by

Ordered this variety last year and was very pleased. Excellent sweet nutty flavor. Was amazed at how long it keeps, just baked the last one, in April!

Very easy to grow, very prolific

by

Grew several plants this past season, one in a container and all were very prolific. Dozens of good sized squash from just a few plants.

Had pumpkins succumb to vine borers, these squash a few feet over were unaffected.

Tasted great! Ate them / gave them away before I could see how long they'd keep.

If you only choose one winter squash, choose this one.

by

If you only grow one type of winter squash, this is the one to grow. Hugely prolific (we got more than 40 from four plants!), excellent flavor, and they keep for as long as a year.

A Keeper!

by

As always, a pleasure to grow in the garden and eat! They seem to fair a little better than some types with squash vine borer. I always get many, many of these to harvest. They keep making more fruit until frost kills them! They store well. We just ate the last one yesterday because I needed to plant seeds for this year!
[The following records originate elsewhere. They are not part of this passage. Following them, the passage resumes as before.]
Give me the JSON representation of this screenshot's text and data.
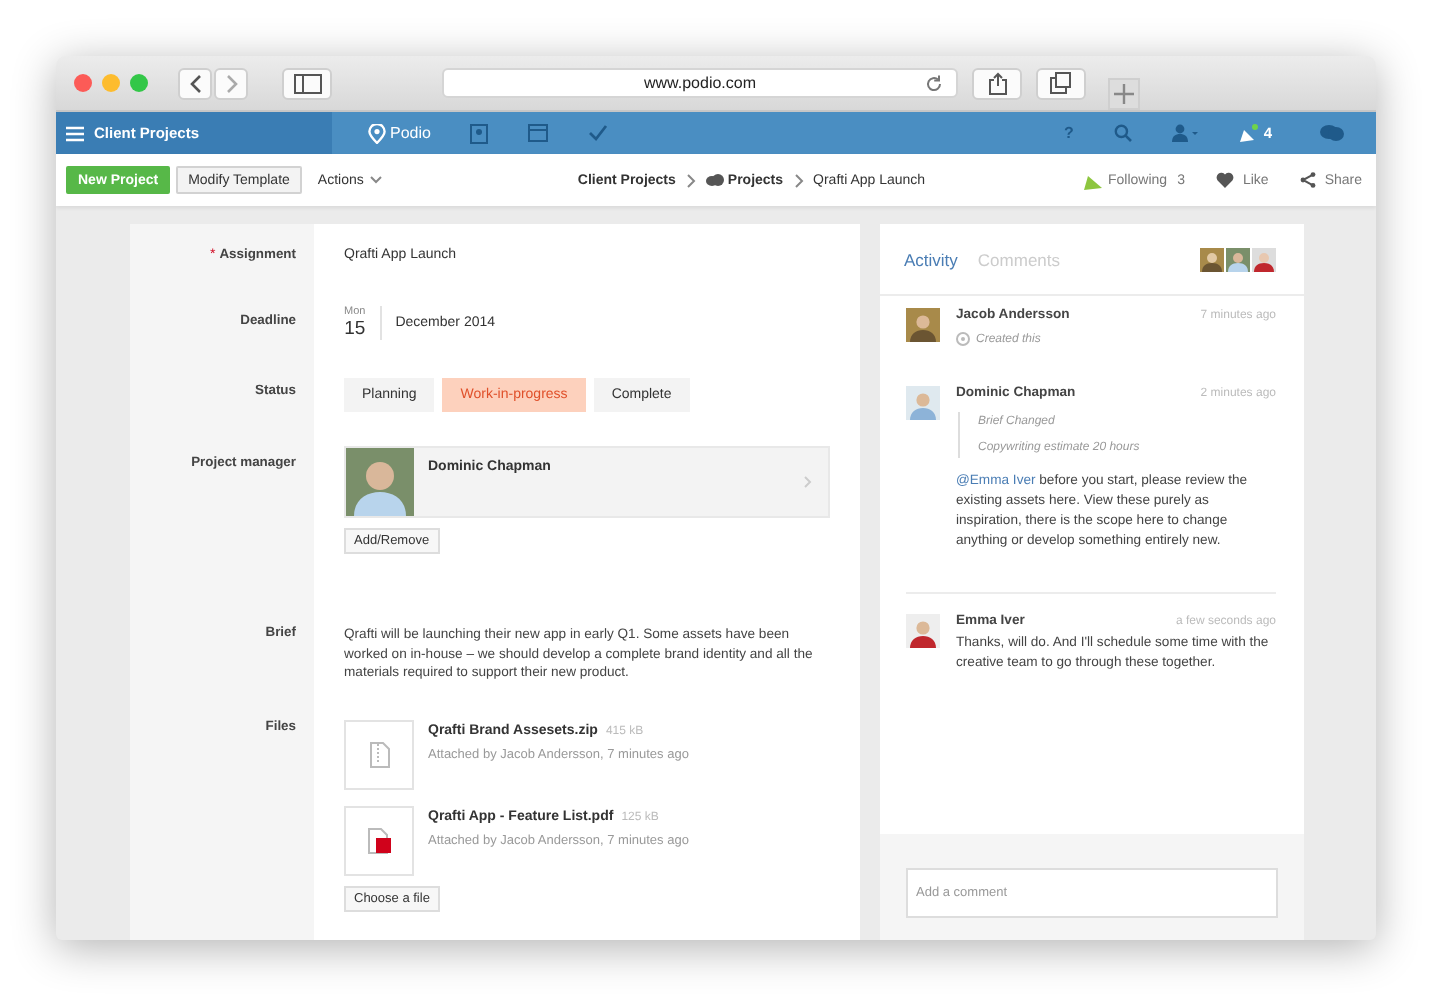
{
  "browser": {
    "url": "www.podio.com"
  },
  "app_bar": {
    "workspace": "Client Projects",
    "brand": "Podio",
    "help": "?",
    "notifications": "4"
  },
  "toolbar": {
    "buttons": [
      {
        "label": "New Project",
        "kind": "primary"
      },
      {
        "label": "Modify Template",
        "kind": "default"
      }
    ],
    "actions": "Actions",
    "breadcrumb": [
      {
        "label": "Client Projects",
        "kind": "link"
      },
      {
        "label": "Projects",
        "kind": "app"
      },
      {
        "label": "Qrafti App Launch",
        "kind": "current"
      }
    ],
    "following": {
      "label": "Following",
      "count": "3"
    },
    "like": "Like",
    "share": "Share"
  },
  "fields": [
    {
      "kind": "text",
      "label": "Assignment",
      "marker": "*",
      "value": "Qrafti App Launch"
    },
    {
      "kind": "date",
      "label": "Deadline",
      "weekday": "Mon",
      "day": "15",
      "month": "December 2014"
    },
    {
      "kind": "category",
      "label": "Status",
      "options": [
        {
          "label": "Planning",
          "selected": false
        },
        {
          "label": "Work-in-progress",
          "selected": true
        },
        {
          "label": "Complete",
          "selected": false
        }
      ]
    },
    {
      "kind": "contact",
      "label": "Project manager",
      "name": "Dominic Chapman",
      "button": "Add/Remove"
    },
    {
      "kind": "textblock",
      "label": "Brief",
      "value": "Qrafti will be launching their new app in early Q1. Some assets have been worked on in-house – we should develop a complete brand identity and all the materials required to support their new product."
    },
    {
      "kind": "files",
      "label": "Files",
      "files": [
        {
          "kind": "zip",
          "name": "Qrafti Brand Assesets.zip",
          "size": "415 kB",
          "meta": "Attached by Jacob Andersson, 7 minutes ago"
        },
        {
          "kind": "pdf",
          "name": "Qrafti App - Feature List.pdf",
          "size": "125 kB",
          "meta": "Attached by Jacob Andersson, 7 minutes ago"
        }
      ],
      "button": "Choose a file"
    }
  ],
  "activity": {
    "tabs": [
      {
        "label": "Activity",
        "selected": true
      },
      {
        "label": "Comments",
        "selected": false
      }
    ],
    "entries": [
      {
        "kind": "event",
        "author": "Jacob Andersson",
        "time": "7 minutes ago",
        "text": "Created this"
      },
      {
        "kind": "change",
        "author": "Dominic Chapman",
        "time": "2 minutes ago",
        "changes": [
          "Brief Changed",
          "Copywriting estimate 20 hours"
        ],
        "mention": "@Emma Iver",
        "text": "before you start, please review the existing assets here. View these purely as inspiration, there is the scope here to change anything or develop something entirely new."
      },
      {
        "kind": "comment",
        "author": "Emma Iver",
        "time": "a few seconds ago",
        "text": "Thanks, will do. And I'll schedule some time with the creative team to go through these together."
      }
    ],
    "comment": {
      "placeholder": "Add a comment"
    }
  }
}
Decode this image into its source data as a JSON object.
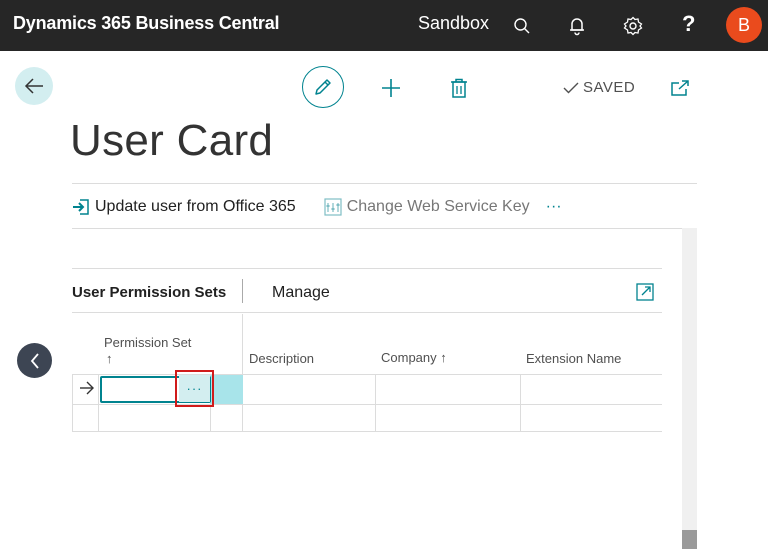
{
  "topbar": {
    "app_title": "Dynamics 365 Business Central",
    "environment": "Sandbox",
    "help_label": "?",
    "avatar_initial": "B"
  },
  "actions": {
    "saved_label": "SAVED"
  },
  "page": {
    "title": "User Card"
  },
  "action_bar": {
    "update_label": "Update user from Office 365",
    "change_label": "Change Web Service Key",
    "more_label": "···"
  },
  "part": {
    "title": "User Permission Sets",
    "manage_label": "Manage"
  },
  "table": {
    "columns": {
      "permission_set": "Permission Set",
      "permission_set_sort": "↑",
      "description": "Description",
      "company": "Company ↑",
      "extension": "Extension Name"
    },
    "lookup_label": "···"
  },
  "colors": {
    "accent": "#00838f",
    "topbar": "#262626",
    "avatar": "#ea4b1d",
    "highlight": "#d01b1b"
  }
}
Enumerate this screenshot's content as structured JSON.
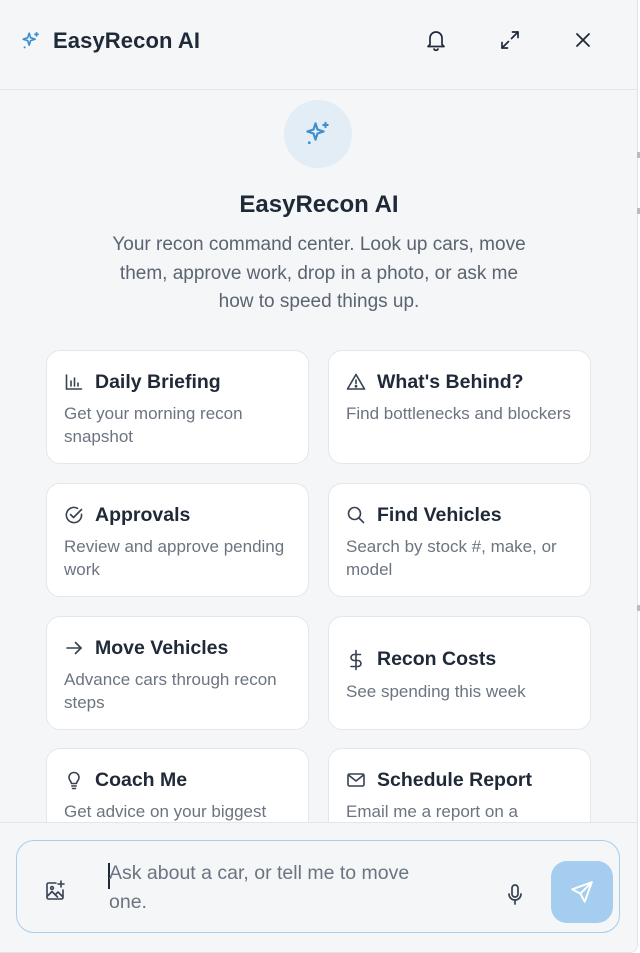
{
  "header": {
    "title": "EasyRecon AI",
    "icons": {
      "brand": "sparkles-icon",
      "bell": "bell-icon",
      "expand": "expand-icon",
      "close": "close-icon"
    }
  },
  "hero": {
    "icon": "sparkles-icon",
    "title": "EasyRecon AI",
    "subtitle": "Your recon command center. Look up cars, move them, approve work, drop in a photo, or ask me how to speed things up."
  },
  "cards": [
    {
      "icon": "bar-chart-icon",
      "title": "Daily Briefing",
      "desc": "Get your morning recon snapshot"
    },
    {
      "icon": "warning-triangle-icon",
      "title": "What's Behind?",
      "desc": "Find bottlenecks and blockers"
    },
    {
      "icon": "check-circle-icon",
      "title": "Approvals",
      "desc": "Review and approve pending work"
    },
    {
      "icon": "search-icon",
      "title": "Find Vehicles",
      "desc": "Search by stock #, make, or model"
    },
    {
      "icon": "arrow-right-icon",
      "title": "Move Vehicles",
      "desc": "Advance cars through recon steps"
    },
    {
      "icon": "dollar-icon",
      "title": "Recon Costs",
      "desc": "See spending this week"
    },
    {
      "icon": "lightbulb-icon",
      "title": "Coach Me",
      "desc": "Get advice on your biggest"
    },
    {
      "icon": "mail-icon",
      "title": "Schedule Report",
      "desc": "Email me a report on a"
    }
  ],
  "composer": {
    "placeholder": "Ask about a car, or tell me to move one.",
    "icons": {
      "image": "image-add-icon",
      "mic": "microphone-icon",
      "send": "send-icon"
    }
  },
  "colors": {
    "accent": "#3b8ed0",
    "send_bg": "#a4cdef",
    "panel_bg": "#f4f6f8"
  }
}
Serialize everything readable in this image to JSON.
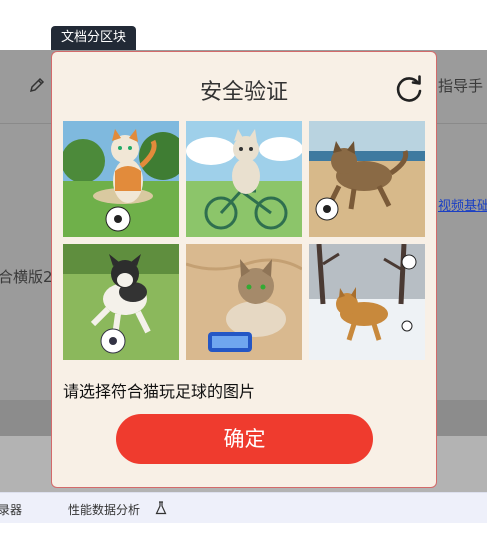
{
  "tag": {
    "label": "文档分区块"
  },
  "background": {
    "right_label": "指导手",
    "left_label": "合横版2",
    "link_label": "视频基础",
    "bottom_left": "录器",
    "bottom_mid": "性能数据分析"
  },
  "dialog": {
    "title": "安全验证",
    "prompt": "请选择符合猫玩足球的图片",
    "confirm_label": "确定",
    "images": [
      {
        "desc": "cartoon cat kicking soccer ball"
      },
      {
        "desc": "cartoon cat riding bicycle"
      },
      {
        "desc": "tabby cat running with soccer ball on beach"
      },
      {
        "desc": "dog running with soccer ball"
      },
      {
        "desc": "cat lying on sand with phone"
      },
      {
        "desc": "cat playing in snow with ball"
      }
    ]
  },
  "colors": {
    "accent": "#ef3b2e",
    "dialog_bg": "#f8f0e6",
    "tag_bg": "#222a36"
  }
}
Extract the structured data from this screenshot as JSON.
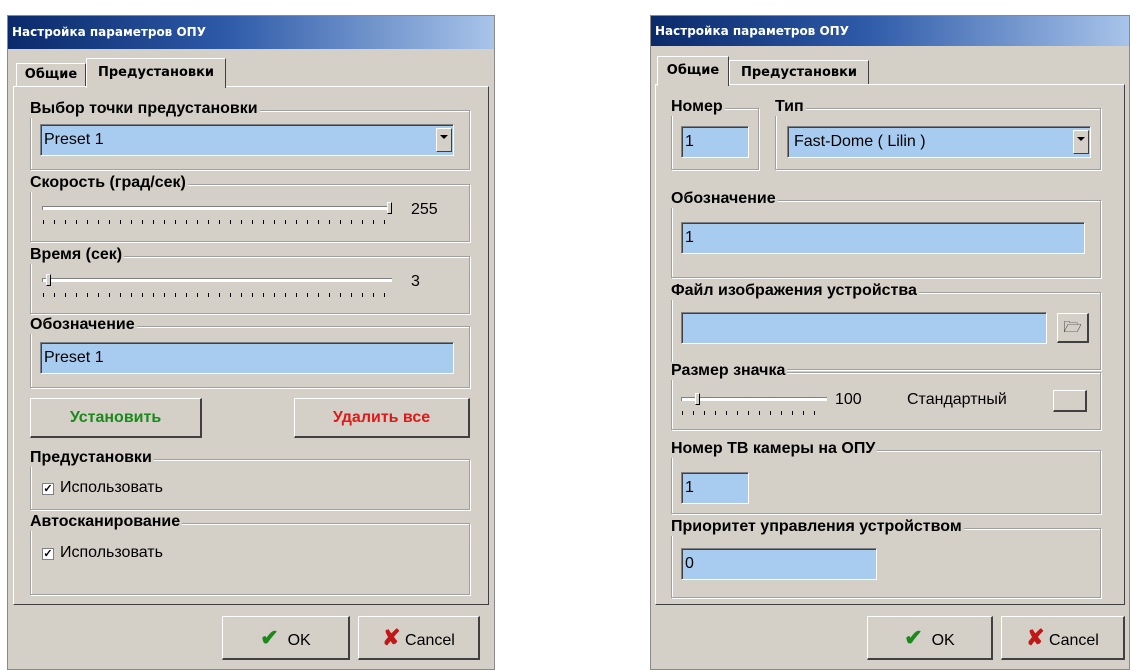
{
  "left": {
    "title": "Настройка параметров ОПУ",
    "tabs": [
      "Общие",
      "Предустановки"
    ],
    "preset_group": "Выбор точки предустановки",
    "preset_value": "Preset 1",
    "speed_group": "Скорость (град/сек)",
    "speed_value": "255",
    "speed_fraction": 1.0,
    "time_group": "Время (сек)",
    "time_value": "3",
    "time_fraction": 0.0,
    "designation_group": "Обозначение",
    "designation_value": "Preset 1",
    "set_button": "Установить",
    "delete_all_button": "Удалить все",
    "presets_group": "Предустановки",
    "presets_use": "Использовать",
    "autoscan_group": "Автосканирование",
    "autoscan_use": "Использовать",
    "ok": "OK",
    "cancel": "Cancel"
  },
  "right": {
    "title": "Настройка параметров ОПУ",
    "tabs": [
      "Общие",
      "Предустановки"
    ],
    "number_group": "Номер",
    "number_value": "1",
    "type_group": "Тип",
    "type_value": "Fast-Dome ( Lilin )",
    "designation_group": "Обозначение",
    "designation_value": "1",
    "file_group": "Файл изображения устройства",
    "file_value": "",
    "icon_size_group": "Размер значка",
    "icon_size_value": "100",
    "icon_size_fraction": 0.0,
    "standard_label": "Стандартный",
    "camera_group": "Номер ТВ камеры на ОПУ",
    "camera_value": "1",
    "priority_group": "Приоритет управления устройством",
    "priority_value": "0",
    "ok": "OK",
    "cancel": "Cancel"
  },
  "colors": {
    "field_bg": "#a8ccf0",
    "dialog_bg": "#d4d0c8",
    "set_text": "#1a8a1a",
    "delete_text": "#e01818"
  }
}
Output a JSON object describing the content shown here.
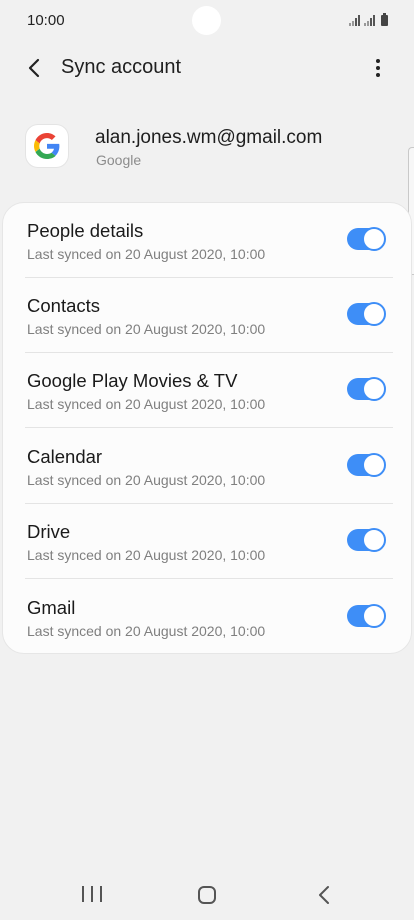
{
  "status_bar": {
    "time": "10:00",
    "icons": [
      "signal-icon",
      "signal-icon",
      "battery-icon"
    ]
  },
  "app_bar": {
    "title": "Sync account",
    "back_icon": "chevron-left-icon",
    "more_icon": "more-vertical-icon"
  },
  "account": {
    "email": "alan.jones.wm@gmail.com",
    "type": "Google",
    "logo_icon": "google-logo-icon"
  },
  "sync_items": [
    {
      "title": "People details",
      "subtitle": "Last synced on 20 August 2020, 10:00",
      "enabled": true
    },
    {
      "title": "Contacts",
      "subtitle": "Last synced on 20 August 2020, 10:00",
      "enabled": true
    },
    {
      "title": "Google Play Movies & TV",
      "subtitle": "Last synced on 20 August 2020, 10:00",
      "enabled": true
    },
    {
      "title": "Calendar",
      "subtitle": "Last synced on 20 August 2020, 10:00",
      "enabled": true
    },
    {
      "title": "Drive",
      "subtitle": "Last synced on 20 August 2020, 10:00",
      "enabled": true
    },
    {
      "title": "Gmail",
      "subtitle": "Last synced on 20 August 2020, 10:00",
      "enabled": true
    }
  ],
  "nav_bar": {
    "icons": [
      "recent-apps-icon",
      "home-icon",
      "back-icon"
    ]
  },
  "colors": {
    "accent": "#3e8ef7",
    "background": "#f1f1f1",
    "card": "#fcfcfc"
  }
}
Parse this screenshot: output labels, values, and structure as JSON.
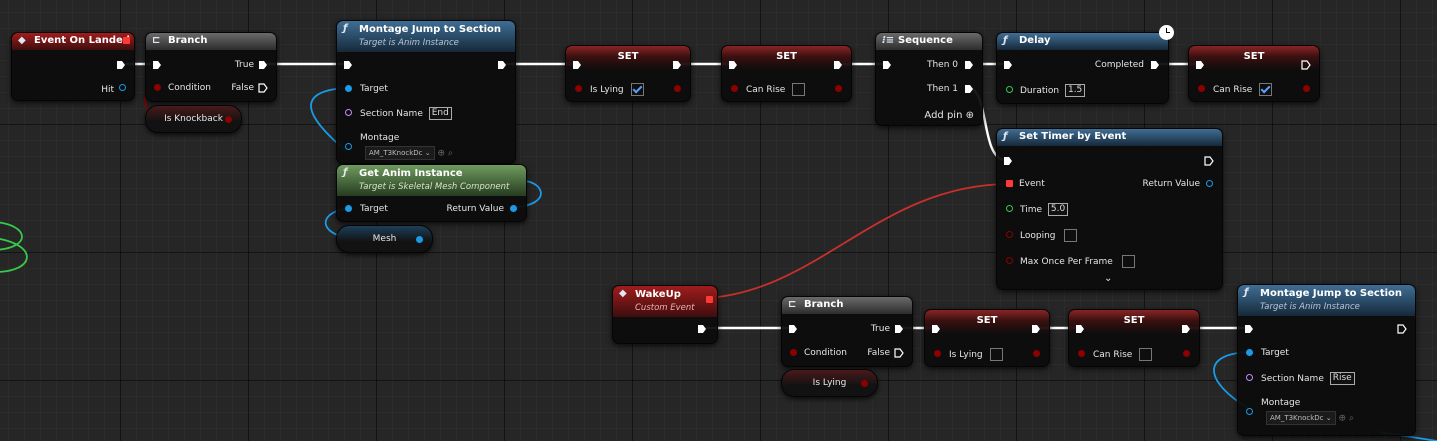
{
  "nodes": {
    "event_on_landed": {
      "title": "Event On Landed",
      "hit": "Hit"
    },
    "branch_top": {
      "title": "Branch",
      "true": "True",
      "false": "False",
      "condition": "Condition"
    },
    "is_knockback": {
      "label": "Is Knockback"
    },
    "montage_jump_top": {
      "title": "Montage Jump to Section",
      "subtitle": "Target is Anim Instance",
      "target": "Target",
      "section_name": "Section Name",
      "section_value": "End",
      "montage": "Montage",
      "montage_value": "AM_T3KnockDc"
    },
    "get_anim_instance": {
      "title": "Get Anim Instance",
      "subtitle": "Target is Skeletal Mesh Component",
      "target": "Target",
      "return_value": "Return Value"
    },
    "mesh": {
      "label": "Mesh"
    },
    "set_lying": {
      "title": "SET",
      "label": "Is Lying",
      "checked": true
    },
    "set_canrise_1": {
      "title": "SET",
      "label": "Can Rise",
      "checked": false
    },
    "sequence": {
      "title": "Sequence",
      "then0": "Then 0",
      "then1": "Then 1",
      "add_pin": "Add pin"
    },
    "delay": {
      "title": "Delay",
      "completed": "Completed",
      "duration": "Duration",
      "duration_value": "1.5"
    },
    "set_canrise_2": {
      "title": "SET",
      "label": "Can Rise",
      "checked": true
    },
    "set_timer": {
      "title": "Set Timer by Event",
      "event": "Event",
      "return_value": "Return Value",
      "time": "Time",
      "time_value": "5.0",
      "looping": "Looping",
      "max_once": "Max Once Per Frame",
      "expand": "⌄"
    },
    "wakeup": {
      "title": "WakeUp",
      "subtitle": "Custom Event"
    },
    "branch_bottom": {
      "title": "Branch",
      "true": "True",
      "false": "False",
      "condition": "Condition"
    },
    "is_lying": {
      "label": "Is Lying"
    },
    "set_lying_2": {
      "title": "SET",
      "label": "Is Lying",
      "checked": false
    },
    "set_canrise_3": {
      "title": "SET",
      "label": "Can Rise",
      "checked": false
    },
    "montage_jump_bottom": {
      "title": "Montage Jump to Section",
      "subtitle": "Target is Anim Instance",
      "target": "Target",
      "section_name": "Section Name",
      "section_value": "Rise",
      "montage": "Montage",
      "montage_value": "AM_T3KnockDc"
    }
  },
  "colors": {
    "exec": "#ffffff",
    "bool": "#8c0000",
    "object": "#1a9ae8",
    "float": "#36c94a",
    "name": "#c58cff",
    "delegate": "#ff3838"
  },
  "icons": {
    "function": "function-icon",
    "branch": "branch-icon",
    "sequence": "sequence-icon",
    "event": "event-icon",
    "latent": "clock-icon"
  }
}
I did actually get a few that were fatter and more squat, but that was not a negative in any way! And some that tipped the scales at 6+ pounds! For best storage: harvest when stem is browning. Cut the vine, not the stem. You can trim the vine off and make them pretty once the stem has dried. Cure in eastern sun for a couple weeks. Wash in dish soap and vinegar. Dry in sun. Wipe down with an oil like olive or rapeseed. Keep in cool and dry place. Check at least every week or two and use up squash with blemishes or soft spots. NY zone 6b